I was not in a Middle-Eastern country: I was walking on Laurentien Boulevard in the Cartierville borough in Montreal, Quebec, Canada.

Yes, Montreal truly represents what Pierre Elliott Trudeau wanted Canada to be: a mosaic of people coexisting on a same land in peace and in harmony. A nation made of many nations. A nation of people united through their differences and not divided by emotional values that cause wars such as patriotism. A country that is pleasant and that does not demand many sacrifices from its citizens.

Indeed, multiculturalism, individualism, plurality and relativism are responsible for so much social progress in Canada.
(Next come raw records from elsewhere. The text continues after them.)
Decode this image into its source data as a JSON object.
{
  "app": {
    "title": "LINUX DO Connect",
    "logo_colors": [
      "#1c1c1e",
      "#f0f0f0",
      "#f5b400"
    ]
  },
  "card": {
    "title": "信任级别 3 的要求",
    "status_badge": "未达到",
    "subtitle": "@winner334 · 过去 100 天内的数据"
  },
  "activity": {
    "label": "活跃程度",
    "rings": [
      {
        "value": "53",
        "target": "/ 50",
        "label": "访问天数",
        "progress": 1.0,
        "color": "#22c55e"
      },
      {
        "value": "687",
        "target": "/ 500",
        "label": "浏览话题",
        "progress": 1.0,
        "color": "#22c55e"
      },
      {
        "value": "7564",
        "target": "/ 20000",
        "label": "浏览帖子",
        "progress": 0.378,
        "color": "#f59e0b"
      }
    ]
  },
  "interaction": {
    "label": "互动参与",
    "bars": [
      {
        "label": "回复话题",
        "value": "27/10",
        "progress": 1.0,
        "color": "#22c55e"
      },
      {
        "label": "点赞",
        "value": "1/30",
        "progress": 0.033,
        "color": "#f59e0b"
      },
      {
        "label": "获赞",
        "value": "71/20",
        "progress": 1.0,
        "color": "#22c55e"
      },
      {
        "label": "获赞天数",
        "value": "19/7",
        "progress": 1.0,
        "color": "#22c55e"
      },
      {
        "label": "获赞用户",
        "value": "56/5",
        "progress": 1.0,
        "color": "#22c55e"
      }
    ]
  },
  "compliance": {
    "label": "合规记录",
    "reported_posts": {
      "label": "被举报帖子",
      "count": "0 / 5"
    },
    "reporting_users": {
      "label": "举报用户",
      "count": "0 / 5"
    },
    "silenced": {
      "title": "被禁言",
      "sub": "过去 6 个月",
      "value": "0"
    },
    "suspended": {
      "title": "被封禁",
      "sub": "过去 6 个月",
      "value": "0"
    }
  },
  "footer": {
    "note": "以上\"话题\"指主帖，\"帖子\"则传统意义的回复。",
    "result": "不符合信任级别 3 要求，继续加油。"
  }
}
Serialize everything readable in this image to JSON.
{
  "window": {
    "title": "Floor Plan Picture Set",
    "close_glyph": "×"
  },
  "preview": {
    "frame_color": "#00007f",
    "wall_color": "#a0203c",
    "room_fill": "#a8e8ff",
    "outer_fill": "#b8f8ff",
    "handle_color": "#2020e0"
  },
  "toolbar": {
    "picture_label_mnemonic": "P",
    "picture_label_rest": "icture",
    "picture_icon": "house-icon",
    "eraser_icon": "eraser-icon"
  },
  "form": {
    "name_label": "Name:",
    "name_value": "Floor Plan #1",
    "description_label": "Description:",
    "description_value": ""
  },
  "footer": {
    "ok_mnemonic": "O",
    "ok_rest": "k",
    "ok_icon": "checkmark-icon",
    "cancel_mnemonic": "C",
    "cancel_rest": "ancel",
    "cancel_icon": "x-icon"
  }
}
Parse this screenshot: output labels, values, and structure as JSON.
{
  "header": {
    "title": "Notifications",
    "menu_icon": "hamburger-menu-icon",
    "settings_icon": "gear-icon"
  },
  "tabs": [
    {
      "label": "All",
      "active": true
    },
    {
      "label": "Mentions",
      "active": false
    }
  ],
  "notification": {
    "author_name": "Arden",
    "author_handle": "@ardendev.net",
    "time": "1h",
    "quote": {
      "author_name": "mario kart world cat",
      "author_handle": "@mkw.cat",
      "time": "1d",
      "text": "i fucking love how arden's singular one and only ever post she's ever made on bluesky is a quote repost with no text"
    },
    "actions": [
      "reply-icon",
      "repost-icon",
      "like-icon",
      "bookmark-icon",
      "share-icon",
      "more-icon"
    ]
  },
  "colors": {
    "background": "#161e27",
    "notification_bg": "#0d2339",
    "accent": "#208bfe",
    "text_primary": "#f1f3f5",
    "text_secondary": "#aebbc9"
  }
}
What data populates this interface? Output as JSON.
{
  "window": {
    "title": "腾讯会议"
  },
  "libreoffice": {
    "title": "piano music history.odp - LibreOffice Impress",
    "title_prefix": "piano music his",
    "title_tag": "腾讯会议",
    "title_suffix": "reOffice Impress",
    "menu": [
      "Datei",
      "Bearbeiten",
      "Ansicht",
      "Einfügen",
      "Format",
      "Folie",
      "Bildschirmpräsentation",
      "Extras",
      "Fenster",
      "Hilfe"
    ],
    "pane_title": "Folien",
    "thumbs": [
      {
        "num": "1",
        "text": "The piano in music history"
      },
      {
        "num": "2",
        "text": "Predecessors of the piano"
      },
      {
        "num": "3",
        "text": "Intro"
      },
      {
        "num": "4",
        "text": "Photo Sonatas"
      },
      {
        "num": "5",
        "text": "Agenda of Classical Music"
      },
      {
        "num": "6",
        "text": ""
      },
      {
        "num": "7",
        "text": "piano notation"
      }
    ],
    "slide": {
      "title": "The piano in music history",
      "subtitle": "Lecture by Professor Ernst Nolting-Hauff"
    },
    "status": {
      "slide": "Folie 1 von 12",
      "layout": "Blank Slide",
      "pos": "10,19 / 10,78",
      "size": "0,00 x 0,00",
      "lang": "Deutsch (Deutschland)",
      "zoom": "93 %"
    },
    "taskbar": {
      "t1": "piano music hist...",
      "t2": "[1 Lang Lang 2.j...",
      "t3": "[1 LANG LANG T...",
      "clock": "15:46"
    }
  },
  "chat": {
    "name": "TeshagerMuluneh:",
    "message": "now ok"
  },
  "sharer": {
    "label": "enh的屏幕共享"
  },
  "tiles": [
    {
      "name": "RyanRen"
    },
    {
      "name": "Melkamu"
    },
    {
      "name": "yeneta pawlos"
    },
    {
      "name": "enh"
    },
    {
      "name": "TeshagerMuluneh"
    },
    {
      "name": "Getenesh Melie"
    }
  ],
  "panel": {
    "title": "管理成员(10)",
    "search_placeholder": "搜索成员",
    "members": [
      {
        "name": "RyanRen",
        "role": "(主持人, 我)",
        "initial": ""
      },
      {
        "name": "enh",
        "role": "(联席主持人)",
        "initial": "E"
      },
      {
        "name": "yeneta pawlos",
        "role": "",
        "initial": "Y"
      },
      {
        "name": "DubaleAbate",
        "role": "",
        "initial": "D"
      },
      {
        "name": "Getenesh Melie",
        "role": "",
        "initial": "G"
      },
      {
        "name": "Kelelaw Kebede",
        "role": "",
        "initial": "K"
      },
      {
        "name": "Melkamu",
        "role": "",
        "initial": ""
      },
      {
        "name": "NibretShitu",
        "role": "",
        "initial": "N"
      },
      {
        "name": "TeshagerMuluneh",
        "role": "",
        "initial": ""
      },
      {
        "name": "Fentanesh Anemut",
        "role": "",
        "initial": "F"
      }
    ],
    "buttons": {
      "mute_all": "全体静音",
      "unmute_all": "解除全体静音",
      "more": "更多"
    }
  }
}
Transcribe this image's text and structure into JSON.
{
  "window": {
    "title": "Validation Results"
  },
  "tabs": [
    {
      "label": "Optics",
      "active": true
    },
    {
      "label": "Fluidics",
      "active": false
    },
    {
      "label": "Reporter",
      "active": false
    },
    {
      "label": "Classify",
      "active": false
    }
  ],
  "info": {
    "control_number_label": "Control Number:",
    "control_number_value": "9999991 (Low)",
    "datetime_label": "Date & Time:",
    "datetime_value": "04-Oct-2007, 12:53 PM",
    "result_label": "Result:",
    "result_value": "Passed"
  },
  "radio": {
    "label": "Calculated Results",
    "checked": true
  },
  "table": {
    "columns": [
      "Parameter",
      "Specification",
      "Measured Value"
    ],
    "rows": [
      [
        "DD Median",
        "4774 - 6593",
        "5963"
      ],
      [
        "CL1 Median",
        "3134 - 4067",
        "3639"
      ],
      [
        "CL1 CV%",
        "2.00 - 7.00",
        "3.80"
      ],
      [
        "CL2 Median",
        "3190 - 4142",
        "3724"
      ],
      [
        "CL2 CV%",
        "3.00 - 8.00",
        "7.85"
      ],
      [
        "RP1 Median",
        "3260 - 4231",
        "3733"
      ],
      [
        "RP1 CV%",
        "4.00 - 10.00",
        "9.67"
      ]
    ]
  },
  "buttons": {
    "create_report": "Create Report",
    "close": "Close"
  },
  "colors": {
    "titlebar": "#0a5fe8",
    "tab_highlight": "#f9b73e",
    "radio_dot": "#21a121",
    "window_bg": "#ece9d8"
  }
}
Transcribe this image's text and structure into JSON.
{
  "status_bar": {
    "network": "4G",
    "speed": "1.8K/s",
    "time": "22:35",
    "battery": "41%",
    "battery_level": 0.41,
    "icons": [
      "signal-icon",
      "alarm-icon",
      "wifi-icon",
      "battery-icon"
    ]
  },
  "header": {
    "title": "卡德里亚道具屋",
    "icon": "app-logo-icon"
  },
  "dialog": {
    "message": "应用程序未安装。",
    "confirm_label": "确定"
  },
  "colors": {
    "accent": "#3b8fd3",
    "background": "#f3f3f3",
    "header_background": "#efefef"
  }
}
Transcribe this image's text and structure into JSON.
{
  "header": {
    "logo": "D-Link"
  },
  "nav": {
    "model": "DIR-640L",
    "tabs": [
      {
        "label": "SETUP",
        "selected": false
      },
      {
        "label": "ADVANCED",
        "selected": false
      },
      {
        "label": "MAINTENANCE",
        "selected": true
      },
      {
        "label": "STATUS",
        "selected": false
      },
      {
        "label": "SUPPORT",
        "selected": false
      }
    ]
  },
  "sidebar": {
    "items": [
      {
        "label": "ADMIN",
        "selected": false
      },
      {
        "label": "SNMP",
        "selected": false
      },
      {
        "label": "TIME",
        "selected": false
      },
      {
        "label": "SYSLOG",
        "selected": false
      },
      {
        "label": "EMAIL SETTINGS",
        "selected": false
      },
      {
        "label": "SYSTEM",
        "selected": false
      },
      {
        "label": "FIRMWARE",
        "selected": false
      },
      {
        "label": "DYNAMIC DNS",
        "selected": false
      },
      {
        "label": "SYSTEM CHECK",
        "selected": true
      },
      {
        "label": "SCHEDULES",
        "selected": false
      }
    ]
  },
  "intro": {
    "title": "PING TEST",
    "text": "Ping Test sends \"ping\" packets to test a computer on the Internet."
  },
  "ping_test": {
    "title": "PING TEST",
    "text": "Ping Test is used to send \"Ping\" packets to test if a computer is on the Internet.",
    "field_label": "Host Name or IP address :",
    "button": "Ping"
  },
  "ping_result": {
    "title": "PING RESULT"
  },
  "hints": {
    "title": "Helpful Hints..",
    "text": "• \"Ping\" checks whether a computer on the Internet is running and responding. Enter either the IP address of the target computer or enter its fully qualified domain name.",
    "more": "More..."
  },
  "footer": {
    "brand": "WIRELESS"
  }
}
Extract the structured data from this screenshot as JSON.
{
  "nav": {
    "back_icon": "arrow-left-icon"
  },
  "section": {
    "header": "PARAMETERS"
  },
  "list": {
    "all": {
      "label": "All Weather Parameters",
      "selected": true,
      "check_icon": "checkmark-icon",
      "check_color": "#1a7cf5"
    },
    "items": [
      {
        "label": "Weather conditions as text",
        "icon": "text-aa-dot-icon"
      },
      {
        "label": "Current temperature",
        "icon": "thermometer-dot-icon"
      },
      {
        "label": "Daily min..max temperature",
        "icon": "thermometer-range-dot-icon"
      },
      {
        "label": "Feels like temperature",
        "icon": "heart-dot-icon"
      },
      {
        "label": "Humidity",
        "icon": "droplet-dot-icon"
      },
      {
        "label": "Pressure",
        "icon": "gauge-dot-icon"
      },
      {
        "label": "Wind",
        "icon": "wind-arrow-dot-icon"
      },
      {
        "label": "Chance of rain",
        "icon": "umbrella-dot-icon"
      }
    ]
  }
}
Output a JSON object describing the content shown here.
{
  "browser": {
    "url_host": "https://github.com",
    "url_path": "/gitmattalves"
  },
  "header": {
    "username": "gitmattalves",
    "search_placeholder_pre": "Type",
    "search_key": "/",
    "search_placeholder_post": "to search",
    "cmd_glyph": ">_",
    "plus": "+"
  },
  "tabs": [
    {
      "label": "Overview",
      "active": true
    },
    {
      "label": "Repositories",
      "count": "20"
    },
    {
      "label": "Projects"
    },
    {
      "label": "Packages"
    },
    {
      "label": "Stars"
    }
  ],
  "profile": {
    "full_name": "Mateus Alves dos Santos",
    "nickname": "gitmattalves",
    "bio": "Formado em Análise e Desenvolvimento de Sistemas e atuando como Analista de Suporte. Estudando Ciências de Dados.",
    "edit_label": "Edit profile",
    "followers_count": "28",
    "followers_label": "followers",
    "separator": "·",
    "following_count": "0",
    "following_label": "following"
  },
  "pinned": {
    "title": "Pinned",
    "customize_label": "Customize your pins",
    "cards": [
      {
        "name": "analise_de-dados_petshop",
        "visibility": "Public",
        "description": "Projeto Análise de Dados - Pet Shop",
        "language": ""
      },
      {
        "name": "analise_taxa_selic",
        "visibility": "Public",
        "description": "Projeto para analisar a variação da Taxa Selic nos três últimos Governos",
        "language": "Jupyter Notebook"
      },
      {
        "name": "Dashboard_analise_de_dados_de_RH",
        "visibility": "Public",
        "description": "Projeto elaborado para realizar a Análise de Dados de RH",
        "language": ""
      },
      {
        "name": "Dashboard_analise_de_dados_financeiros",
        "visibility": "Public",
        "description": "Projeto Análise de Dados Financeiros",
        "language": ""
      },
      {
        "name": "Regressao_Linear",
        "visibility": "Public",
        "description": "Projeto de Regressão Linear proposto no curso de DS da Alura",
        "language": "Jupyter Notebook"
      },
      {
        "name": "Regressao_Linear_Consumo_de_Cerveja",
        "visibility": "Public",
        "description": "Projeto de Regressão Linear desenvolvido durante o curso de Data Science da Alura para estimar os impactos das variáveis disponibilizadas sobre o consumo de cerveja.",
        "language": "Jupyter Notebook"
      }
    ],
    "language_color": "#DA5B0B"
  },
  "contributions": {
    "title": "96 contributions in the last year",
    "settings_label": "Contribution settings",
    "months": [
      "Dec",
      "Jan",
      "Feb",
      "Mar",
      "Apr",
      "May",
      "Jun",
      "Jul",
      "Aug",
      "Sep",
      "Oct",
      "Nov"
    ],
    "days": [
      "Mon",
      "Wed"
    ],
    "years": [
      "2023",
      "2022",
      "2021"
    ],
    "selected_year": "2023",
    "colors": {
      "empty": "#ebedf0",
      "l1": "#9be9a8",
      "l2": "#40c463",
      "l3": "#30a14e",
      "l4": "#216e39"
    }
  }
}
Trudeau’s multiculturalism is an experiment never before attempted; we have yet to see the result.

Events such as the Sainte-Foy mosque shooting on January 29th 2017 are signs that the beautiful experiment may be flawed. Alexandre Bisonnette, a white supremacist and a supporter of far-right wing politics, opened fire on Muslims who were praying. Ordinary citizens expressed on social media that they couldn’t believe that such a killing could happen in a country where ethnic diversity is so celebrated.

In light of this these killings, the Canada Pierre Eliott Trudeau began to build seems more like a trade-off than an improvement. Was this trade-off worth it?

To be continued…

Mechanization

She was always stressed, always physically and mentally tired. Her multiple lives were tearing her apart. It isn’t easy to play, for a few hours, the role of a mother; later, that of a working woman; then that of a wife. There is no stopping to take a rest. Oh no! Resting is neglecting responsibilities. When one Cyborg womandoesn’t play one of the various roles, chaos comes like a hurricane. She was obviously wearing herself out. Her situation caused her despair. She believed the best solution was to sink deeper, to let herself be consumed by work so she wouldn’t have to think about fatigue.

On her way to work, she noticed that all her colleagues looked sad. The boss had some bad news: the company went bankrupt. Oh my God! This was saddening news indeed! If she no longer has a job, how could she chase away her dark thoughts, her issues about tiredness? In the evening, while she was lying in bed, her husband asked “Honey, what’s wrong?” She didn’t answer him. She remained seated in her bed with a blank stare. She was thinking about a new way to lose herself in work, to stop thinking about this vicious cycle of role changing and fatigue. The fact that she thought was, for her, a sign of her downfall.

The next day, she began sweeping the already impeccably clean floor back and forth, up and down, north to south, north-east to south west. She prepared a grandiose breakfast fit for a banquet, yet the only person she needed to cook for was her ten year old son. He asked her: “Mom, why do you work when you don’t have to?” Oh you little pest! Children are truly like livestock! They are so ungrateful! They stuff their faces, run around and scream like animals. They only think about themselves. And also, livestock produce milk, eggs, meat and leather whereas children only bring headaches and fatigue.  The mother, continued her machine-like activities without answering her child who had forced her to think, to tread heavily.

The following night, she continued her chores but with more zeal. She didn’t even have time to go to bed last night. She no longer needed to. Her husband came down the stairs and saw an atrocious mess: the food was burnt, cake mix was running down the walls, the sink was overflowing, wet laundry was lying around on the floor, and many screws, gears and springs drew a path leading to the basement. The husband followed the trail and saw his wife. We was no longer thinking. She was metallic grey. Sparks flew out of her shoulder, her arm was hanging and the lid on her stomach was open. On the inside, he saw some wires instead of intestines and instead of a heart, a stone.

 

Note: I wrote this story in 2007 in French under the title “Mécanisation”. I presented it on stage at Montmorency college for a stage production called “La fête de la lecture” in the same year. It was meant as a tribute to Normand de Bellefeuille’s “Votre appel est important”. It was the first story I have ever presented in public. After having seen my performance, two very close friends of mine encouraged me to become a writer. I will forever be grateful for their support.